* **What to work on**: Make the copy match the entries below exactly, with no pictures carried over.

* **Supplied data**:
"""
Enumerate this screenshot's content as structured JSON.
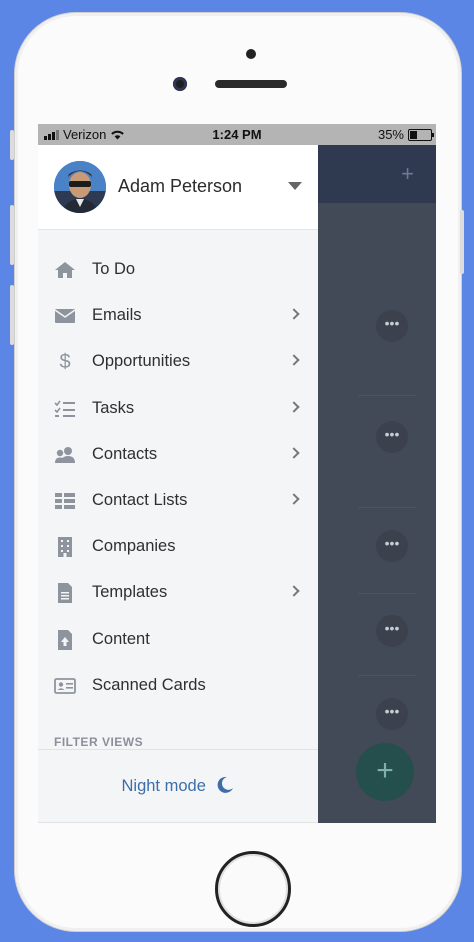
{
  "status_bar": {
    "carrier": "Verizon",
    "time": "1:24 PM",
    "battery": "35%",
    "battery_level": 0.35,
    "icons": [
      "signal-icon",
      "wifi-icon",
      "battery-icon"
    ]
  },
  "profile": {
    "name": "Adam Peterson",
    "icons": [
      "avatar",
      "dropdown-caret-icon"
    ]
  },
  "menu": {
    "items": [
      {
        "label": "To Do",
        "icon": "home-icon",
        "has_chevron": false
      },
      {
        "label": "Emails",
        "icon": "envelope-icon",
        "has_chevron": true
      },
      {
        "label": "Opportunities",
        "icon": "dollar-icon",
        "has_chevron": true
      },
      {
        "label": "Tasks",
        "icon": "checklist-icon",
        "has_chevron": true
      },
      {
        "label": "Contacts",
        "icon": "people-icon",
        "has_chevron": true
      },
      {
        "label": "Contact Lists",
        "icon": "list-icon",
        "has_chevron": true
      },
      {
        "label": "Companies",
        "icon": "building-icon",
        "has_chevron": false
      },
      {
        "label": "Templates",
        "icon": "document-icon",
        "has_chevron": true
      },
      {
        "label": "Content",
        "icon": "file-upload-icon",
        "has_chevron": false
      },
      {
        "label": "Scanned Cards",
        "icon": "id-card-icon",
        "has_chevron": false
      }
    ]
  },
  "filter_views": {
    "heading": "FILTER VIEWS"
  },
  "night_mode": {
    "label": "Night mode",
    "icon": "moon-icon"
  },
  "background_screen": {
    "add_icon": "plus-icon",
    "row_actions": [
      "•••",
      "•••",
      "•••",
      "•••",
      "•••"
    ],
    "fab_label": "+"
  },
  "colors": {
    "background": "#5b86e5",
    "drawer": "#f4f5f7",
    "accent_link": "#3d6ea8",
    "icon_gray": "#8e949e",
    "overlay": "#434a57"
  }
}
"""
* **Output**:
Enumerate this screenshot's content as structured JSON.
{
  "status_bar": {
    "carrier": "Verizon",
    "time": "1:24 PM",
    "battery": "35%",
    "battery_level": 0.35,
    "icons": [
      "signal-icon",
      "wifi-icon",
      "battery-icon"
    ]
  },
  "profile": {
    "name": "Adam Peterson",
    "icons": [
      "avatar",
      "dropdown-caret-icon"
    ]
  },
  "menu": {
    "items": [
      {
        "label": "To Do",
        "icon": "home-icon",
        "has_chevron": false
      },
      {
        "label": "Emails",
        "icon": "envelope-icon",
        "has_chevron": true
      },
      {
        "label": "Opportunities",
        "icon": "dollar-icon",
        "has_chevron": true
      },
      {
        "label": "Tasks",
        "icon": "checklist-icon",
        "has_chevron": true
      },
      {
        "label": "Contacts",
        "icon": "people-icon",
        "has_chevron": true
      },
      {
        "label": "Contact Lists",
        "icon": "list-icon",
        "has_chevron": true
      },
      {
        "label": "Companies",
        "icon": "building-icon",
        "has_chevron": false
      },
      {
        "label": "Templates",
        "icon": "document-icon",
        "has_chevron": true
      },
      {
        "label": "Content",
        "icon": "file-upload-icon",
        "has_chevron": false
      },
      {
        "label": "Scanned Cards",
        "icon": "id-card-icon",
        "has_chevron": false
      }
    ]
  },
  "filter_views": {
    "heading": "FILTER VIEWS"
  },
  "night_mode": {
    "label": "Night mode",
    "icon": "moon-icon"
  },
  "background_screen": {
    "add_icon": "plus-icon",
    "row_actions": [
      "•••",
      "•••",
      "•••",
      "•••",
      "•••"
    ],
    "fab_label": "+"
  },
  "colors": {
    "background": "#5b86e5",
    "drawer": "#f4f5f7",
    "accent_link": "#3d6ea8",
    "icon_gray": "#8e949e",
    "overlay": "#434a57"
  }
}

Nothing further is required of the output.